A garden that grows fewer weeds, produces more vegetables and is easier to care for is the aim of just about every gardener. Raised bed gardens can do all of that. The soil is never compacted, so roots can dig in deeper, producing stronger plants that shade out much of the weed growth common in other gardens. Raised beds take a bit of work the first year, but the work pays off many times over in the results you'll see year after year.
The simplest form of a raised garden is a double dug mound. Remove the topsoil from your garden bed and set it aside. Loosen the soil underneath for about 6 inches. Replace the topsoil, mixing it with compost and adding more commercial topsoil if needed. Form the returned dirt into a mound that is raised up higher than the surrounding ground. Plant in this mound.
Bed With Walls
Raised bed gardens with walls are more permanent structures. Beds are dug in much the same way as a mound, but permanent walls are created. Make walls out of bricks, cinder blocks, plastic edging or boards. Make sure that the walls are weatherproof and sturdy. You can pave paths between these beds with gravel or mulch for an attractive look.
Raised Beds for the Handicapped

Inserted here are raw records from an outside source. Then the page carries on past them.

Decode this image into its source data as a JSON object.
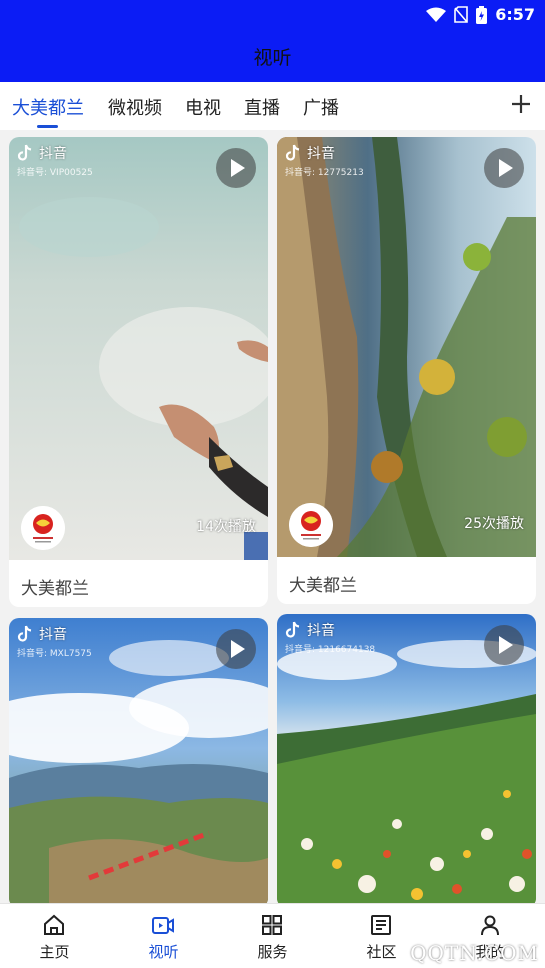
{
  "status_bar": {
    "time": "6:57",
    "icons": [
      "wifi-icon",
      "no-sim-icon",
      "battery-charging-icon"
    ],
    "background": "#0b1cf5"
  },
  "header": {
    "title": "视听"
  },
  "tabs": {
    "items": [
      {
        "label": "大美都兰",
        "active": true
      },
      {
        "label": "微视频",
        "active": false
      },
      {
        "label": "电视",
        "active": false
      },
      {
        "label": "直播",
        "active": false
      },
      {
        "label": "广播",
        "active": false
      }
    ],
    "add_icon": "plus-icon",
    "accent": "#1a4fd6"
  },
  "videos": [
    {
      "platform": "抖音",
      "account": "抖音号: VIP00525",
      "views": "14次播放",
      "caption": "大美都兰",
      "scene": "sand-with-hand"
    },
    {
      "platform": "抖音",
      "account": "抖音号: 12775213",
      "views": "25次播放",
      "caption": "大美都兰",
      "scene": "lake-cliff-leaves"
    },
    {
      "platform": "抖音",
      "account": "抖音号: MXL7575",
      "views": "",
      "caption": "",
      "scene": "sky-mountains-village"
    },
    {
      "platform": "抖音",
      "account": "抖音号: 1216674138",
      "views": "",
      "caption": "",
      "scene": "flower-meadow"
    }
  ],
  "bottom_nav": [
    {
      "label": "主页",
      "icon": "home-icon",
      "active": false
    },
    {
      "label": "视听",
      "icon": "video-icon",
      "active": true
    },
    {
      "label": "服务",
      "icon": "grid-icon",
      "active": false
    },
    {
      "label": "社区",
      "icon": "newspaper-icon",
      "active": false
    },
    {
      "label": "我的",
      "icon": "user-icon",
      "active": false
    }
  ],
  "watermark": "QQTN.COM"
}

Raised beds can be built on legs for an accessible garden for wheelchair users and for those who have a difficult time bending. Build a box at least 8 inches deep and at least 3 feet across. Build legs to hold the garden or place it on an old unused sturdy table. Drill holes in the bottom of the box, line it with screening and fill it with a mixture of topsoil and compost. These beds can be planted just like any others. Vining plants can hang down from the garden rather than growing up a trellis for easier access.